> **Source data**
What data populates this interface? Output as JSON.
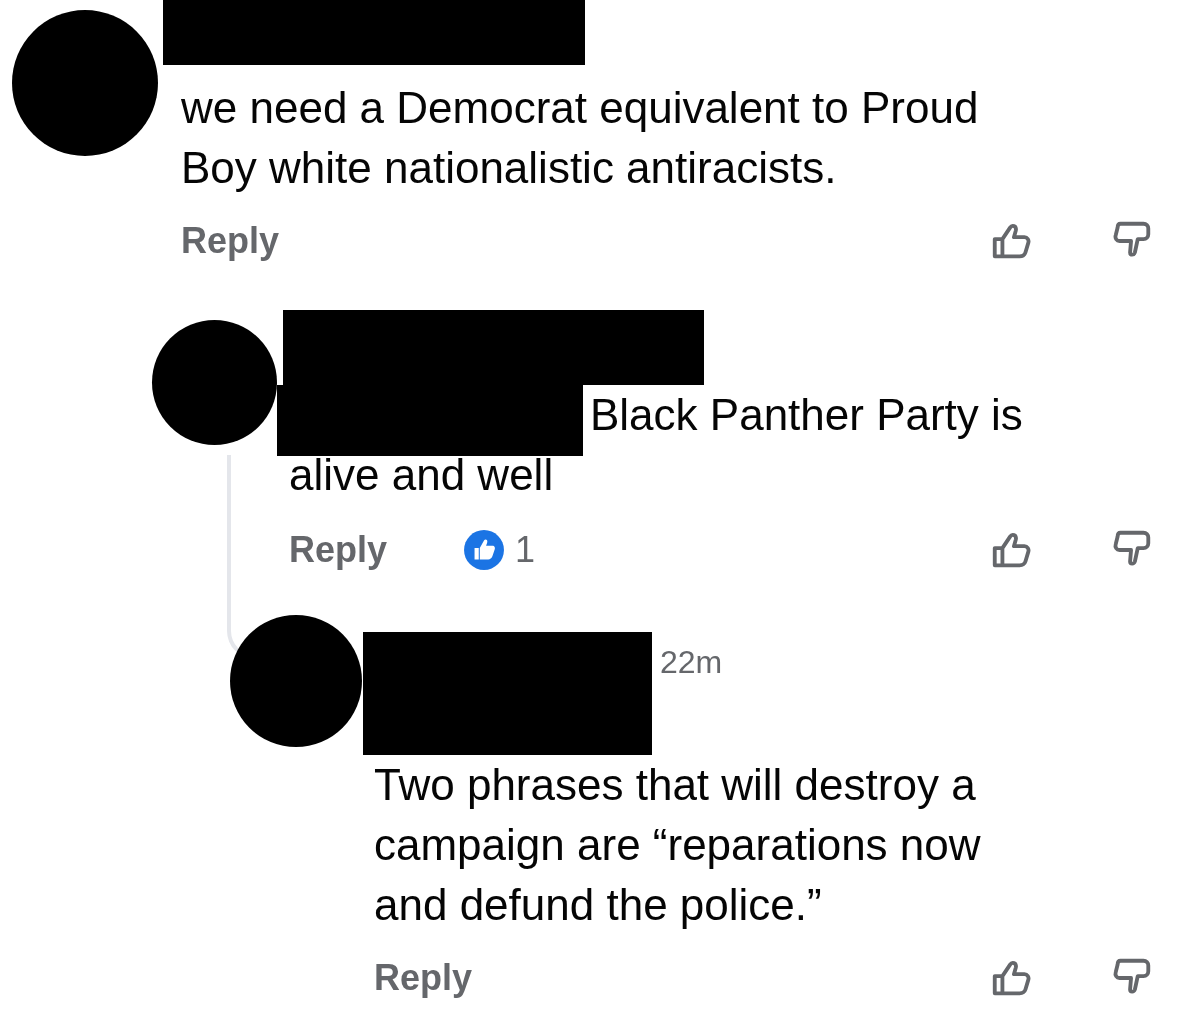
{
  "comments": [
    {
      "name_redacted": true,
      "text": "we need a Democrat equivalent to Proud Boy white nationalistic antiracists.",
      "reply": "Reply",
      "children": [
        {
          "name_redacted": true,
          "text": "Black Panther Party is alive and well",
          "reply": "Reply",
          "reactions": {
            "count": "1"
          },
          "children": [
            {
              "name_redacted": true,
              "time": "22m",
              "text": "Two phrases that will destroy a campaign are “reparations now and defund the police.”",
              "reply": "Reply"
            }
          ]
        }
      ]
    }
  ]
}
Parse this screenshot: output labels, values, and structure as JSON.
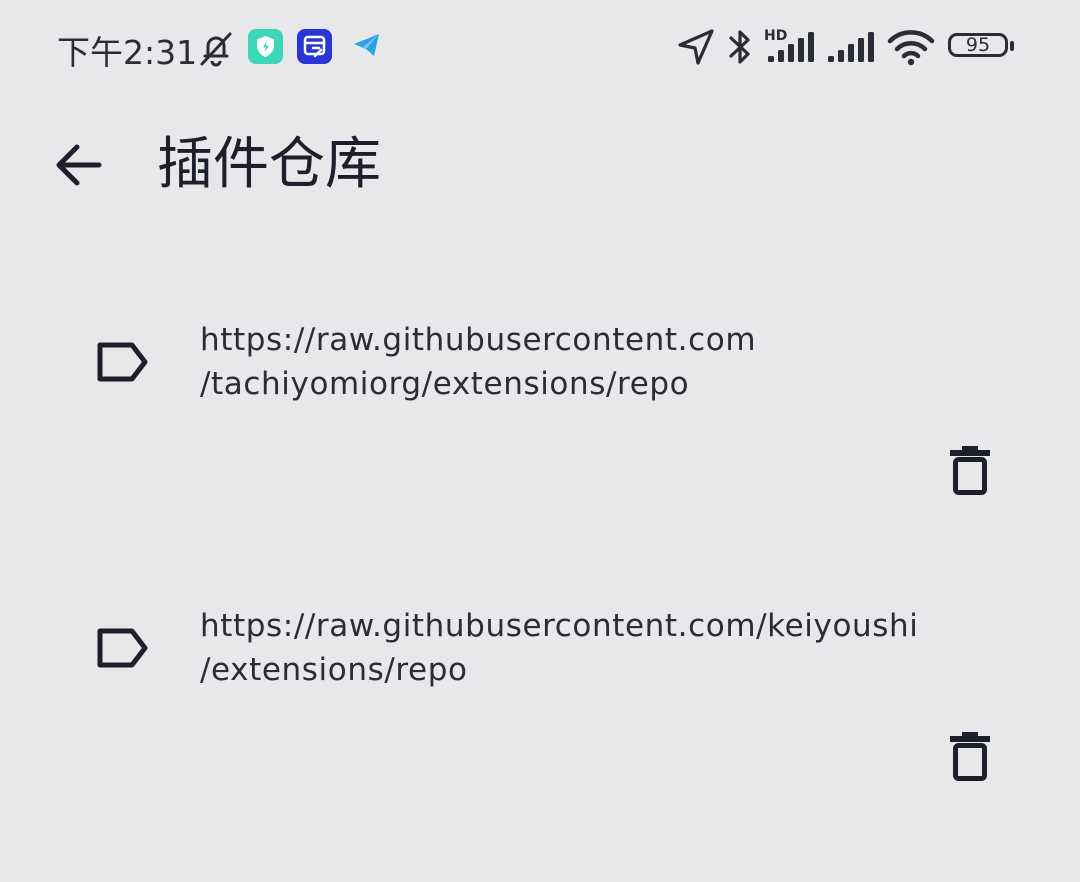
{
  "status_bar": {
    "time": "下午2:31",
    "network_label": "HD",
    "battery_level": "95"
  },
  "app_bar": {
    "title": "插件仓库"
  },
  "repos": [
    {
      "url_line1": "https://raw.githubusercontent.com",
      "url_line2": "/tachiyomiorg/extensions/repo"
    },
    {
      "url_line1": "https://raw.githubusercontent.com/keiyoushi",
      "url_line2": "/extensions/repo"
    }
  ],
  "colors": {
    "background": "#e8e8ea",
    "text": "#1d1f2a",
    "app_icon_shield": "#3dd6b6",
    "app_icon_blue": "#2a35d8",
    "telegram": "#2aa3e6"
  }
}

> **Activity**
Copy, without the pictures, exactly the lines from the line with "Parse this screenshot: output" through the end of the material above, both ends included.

> **Written response**
Parse this screenshot: output labels, values, and structure as JSON.
{
  "status_bar": {
    "time": "下午2:31",
    "network_label": "HD",
    "battery_level": "95"
  },
  "app_bar": {
    "title": "插件仓库"
  },
  "repos": [
    {
      "url_line1": "https://raw.githubusercontent.com",
      "url_line2": "/tachiyomiorg/extensions/repo"
    },
    {
      "url_line1": "https://raw.githubusercontent.com/keiyoushi",
      "url_line2": "/extensions/repo"
    }
  ],
  "colors": {
    "background": "#e8e8ea",
    "text": "#1d1f2a",
    "app_icon_shield": "#3dd6b6",
    "app_icon_blue": "#2a35d8",
    "telegram": "#2aa3e6"
  }
}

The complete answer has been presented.